|International Classification||B65H75/48, B05B1/18, B65H75/44|
|Cooperative Classification||B65H75/48, B05B1/18, B65H75/4478|
|European Classification||B65H75/44H, B65H75/48|
|Aug 3, 2000||AS||Assignment|
Owner name: KOHLER CO., WISCONSIN
Free format text: ASSIGNMENT OF ASSIGNORS INTEREST;ASSIGNORS:ESCHE, JOHN C.;SLOTHOWER, ERICH D.;O CONNELL, DAVID J.;REEL/FRAME:011110/0547;SIGNING DATES FROM 20000627 TO 20000707

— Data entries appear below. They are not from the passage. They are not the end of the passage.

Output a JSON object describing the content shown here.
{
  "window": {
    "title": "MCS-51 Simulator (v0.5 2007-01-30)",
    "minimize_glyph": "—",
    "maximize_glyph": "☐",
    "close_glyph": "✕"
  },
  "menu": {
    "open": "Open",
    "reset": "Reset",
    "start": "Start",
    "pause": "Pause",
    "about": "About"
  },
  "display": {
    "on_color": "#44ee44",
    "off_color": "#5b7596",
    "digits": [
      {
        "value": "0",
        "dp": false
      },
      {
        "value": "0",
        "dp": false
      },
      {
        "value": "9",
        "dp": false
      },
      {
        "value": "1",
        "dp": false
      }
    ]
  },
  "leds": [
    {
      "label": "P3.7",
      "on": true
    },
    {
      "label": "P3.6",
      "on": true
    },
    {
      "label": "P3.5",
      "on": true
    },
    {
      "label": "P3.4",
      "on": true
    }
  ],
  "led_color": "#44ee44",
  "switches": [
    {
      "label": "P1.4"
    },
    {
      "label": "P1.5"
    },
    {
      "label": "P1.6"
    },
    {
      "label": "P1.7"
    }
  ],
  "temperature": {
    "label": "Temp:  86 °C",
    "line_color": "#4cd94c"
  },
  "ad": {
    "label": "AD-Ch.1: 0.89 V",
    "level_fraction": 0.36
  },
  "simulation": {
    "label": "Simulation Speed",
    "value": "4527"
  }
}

|Jan 9, 2001||AS||Assignment|
Owner name: KOHLER CO., WISCONSIN
Free format text: ASSIGNMENT OF ASSIGNORS INTEREST;ASSIGNORS:ESCHE, JOHN C.;SLOTHOWER, ERICH D.;O CONNELL, DAVID J.;REEL/FRAME:011429/0366;SIGNING DATES FROM 20000626 TO 20000707
|Nov 18, 2004||FPAY||Fee payment|
Year of fee payment: 4
|Sep 26, 2008||FPAY||Fee payment|
Year of fee payment: 8
|Oct 31, 2012||FPAY||Fee payment|
Year of fee payment: 12